The United States Postal Service (USPS) has been sued by a former letter carrier of its Sausalito, California branch. Plaintiff Kian McCarthy had worked for USPS for more than 20 years before filing an employment lawsuit alleging disability discrimination and retaliation.
Understanding the Employment Lawsuit Against USPS
According to the lawsuit filed in the United States District Court for the Northern District of California, McCarthy was terminated from his position at the Sausalito, California USPS branch in January 2011. He had allegedly been fired for unauthorized use of overtime and unsafe driving. McCarthy, has Asperger's syndrome and other mental disabilities including depression, anxiety, obsessive compulsive disorder, and avoidant personality disorder. During his lengthy career with USPS, McCarthy was subjected to multiple fitness for duty exams (FDE), where all but one, which was later overturned, found him fit to perform his duties with USPS and not a threat to his coworkers or himself.
USPS Supervisor Discriminated Against McCarthy Because of His Disability

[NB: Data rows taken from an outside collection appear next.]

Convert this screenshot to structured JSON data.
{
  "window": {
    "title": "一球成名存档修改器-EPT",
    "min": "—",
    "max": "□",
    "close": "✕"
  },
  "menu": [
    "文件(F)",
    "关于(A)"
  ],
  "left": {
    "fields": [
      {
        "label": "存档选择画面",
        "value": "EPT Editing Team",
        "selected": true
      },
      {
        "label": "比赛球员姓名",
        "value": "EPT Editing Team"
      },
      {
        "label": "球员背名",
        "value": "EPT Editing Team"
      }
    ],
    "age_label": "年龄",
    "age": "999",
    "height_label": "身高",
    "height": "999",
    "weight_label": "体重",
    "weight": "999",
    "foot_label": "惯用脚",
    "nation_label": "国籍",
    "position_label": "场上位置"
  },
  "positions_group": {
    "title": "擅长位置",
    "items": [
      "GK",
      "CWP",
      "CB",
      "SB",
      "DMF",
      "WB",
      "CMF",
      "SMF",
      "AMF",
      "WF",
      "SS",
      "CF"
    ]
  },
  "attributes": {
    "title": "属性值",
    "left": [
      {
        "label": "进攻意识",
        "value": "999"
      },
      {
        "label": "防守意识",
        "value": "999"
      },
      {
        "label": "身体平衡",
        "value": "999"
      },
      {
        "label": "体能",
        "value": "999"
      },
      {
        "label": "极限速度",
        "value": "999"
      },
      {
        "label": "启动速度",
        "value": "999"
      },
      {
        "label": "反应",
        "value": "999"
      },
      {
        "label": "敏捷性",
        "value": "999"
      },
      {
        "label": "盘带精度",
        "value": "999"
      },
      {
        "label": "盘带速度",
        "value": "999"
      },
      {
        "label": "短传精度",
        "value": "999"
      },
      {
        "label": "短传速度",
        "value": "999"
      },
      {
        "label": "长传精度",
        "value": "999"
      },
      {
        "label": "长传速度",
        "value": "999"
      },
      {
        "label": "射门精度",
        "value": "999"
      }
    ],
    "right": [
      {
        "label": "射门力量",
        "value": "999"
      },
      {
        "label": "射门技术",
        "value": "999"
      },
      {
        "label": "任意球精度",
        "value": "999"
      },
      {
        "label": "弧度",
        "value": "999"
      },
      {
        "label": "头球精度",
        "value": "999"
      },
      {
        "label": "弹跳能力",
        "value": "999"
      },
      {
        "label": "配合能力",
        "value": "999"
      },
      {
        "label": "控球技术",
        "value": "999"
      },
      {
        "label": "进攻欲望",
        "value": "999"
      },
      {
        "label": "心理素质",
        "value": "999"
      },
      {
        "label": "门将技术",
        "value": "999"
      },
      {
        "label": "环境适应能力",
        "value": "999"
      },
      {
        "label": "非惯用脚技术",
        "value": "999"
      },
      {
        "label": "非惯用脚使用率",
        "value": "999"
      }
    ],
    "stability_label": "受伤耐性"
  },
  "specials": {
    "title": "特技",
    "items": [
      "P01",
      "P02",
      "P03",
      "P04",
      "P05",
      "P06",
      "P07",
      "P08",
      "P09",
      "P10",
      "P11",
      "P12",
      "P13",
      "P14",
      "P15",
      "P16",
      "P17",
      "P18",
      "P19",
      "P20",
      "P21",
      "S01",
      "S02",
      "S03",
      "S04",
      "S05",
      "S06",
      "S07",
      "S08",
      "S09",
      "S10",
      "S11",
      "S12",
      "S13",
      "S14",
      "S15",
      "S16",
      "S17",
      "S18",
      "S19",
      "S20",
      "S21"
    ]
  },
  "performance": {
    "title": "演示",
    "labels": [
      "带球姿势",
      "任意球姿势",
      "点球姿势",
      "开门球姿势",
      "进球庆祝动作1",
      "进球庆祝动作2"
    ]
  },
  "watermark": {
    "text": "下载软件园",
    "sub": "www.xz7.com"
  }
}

The complaint also alleges that McCarthy's supervisor repeatedly subjected him to discriminatory behavior. The supervisor would compare McCarthy to another USPS worker who had perpetrated a murder-suicide, and even told another USPS supervisor, "I am deeply concerned for my safety and other employees as well." These discriminatory behaviors occurred despite no history or evidence to support the supervisor's fear of McCarthy.
In another incident at the Sausalito USPS branch, McCarthy's supervisor embarrassed him by deriding his condition and calling him "the fool," in front of his coworkers during a team pep talk in 2010.
USPS Improperly Disclosed Private Medical Records, Failed to Accommodate
According to the complaint, the USPS also improperly disclosed McCarthy's confidential medical records, giving postal supervisors access to them. Additionally, a doctor's report from McCarthy's fourth FDE in September 2010 stated that USPS should provide him with "workplace support and accommodation" and suggested McCarthy seek private counseling to combat "recurrent problems."
USPS did nothing to implement the doctor's reasonable accommodation recommendations or even offer to discuss them, despite knowing about McCarthy's disabilities. Instead, USPS discriminated against McCarthy and treated him as a threat to others instead of as a valuable employee.
McCarthy is seeking compensation for lost wages, earnings, employee benefits and punitive damages, in addition to a reinstatement to his former letter carrier position.
Employers Must Abide by Reasonable Accommodation Laws
Employers are required by state and federal laws to speak with a disabled employee about any requests for reasonable accommodation. The Federal Americans with Disabilities Act (ADA) and the California Fair Employment and Housing Act (FEHA) both require employers to make reasonable accommodations for employees with disabilities.
Read the original article on Law Firm News Wire: California USPS Worker Sues for Disability Discrimination
Are you being subjected to disability discrimination at work? If you feel that your California employer has violated your employee rights or reasonable accommodation laws under the FEHA, contact an expert employment attorney at Hennig Ruiz right away. Free consultation.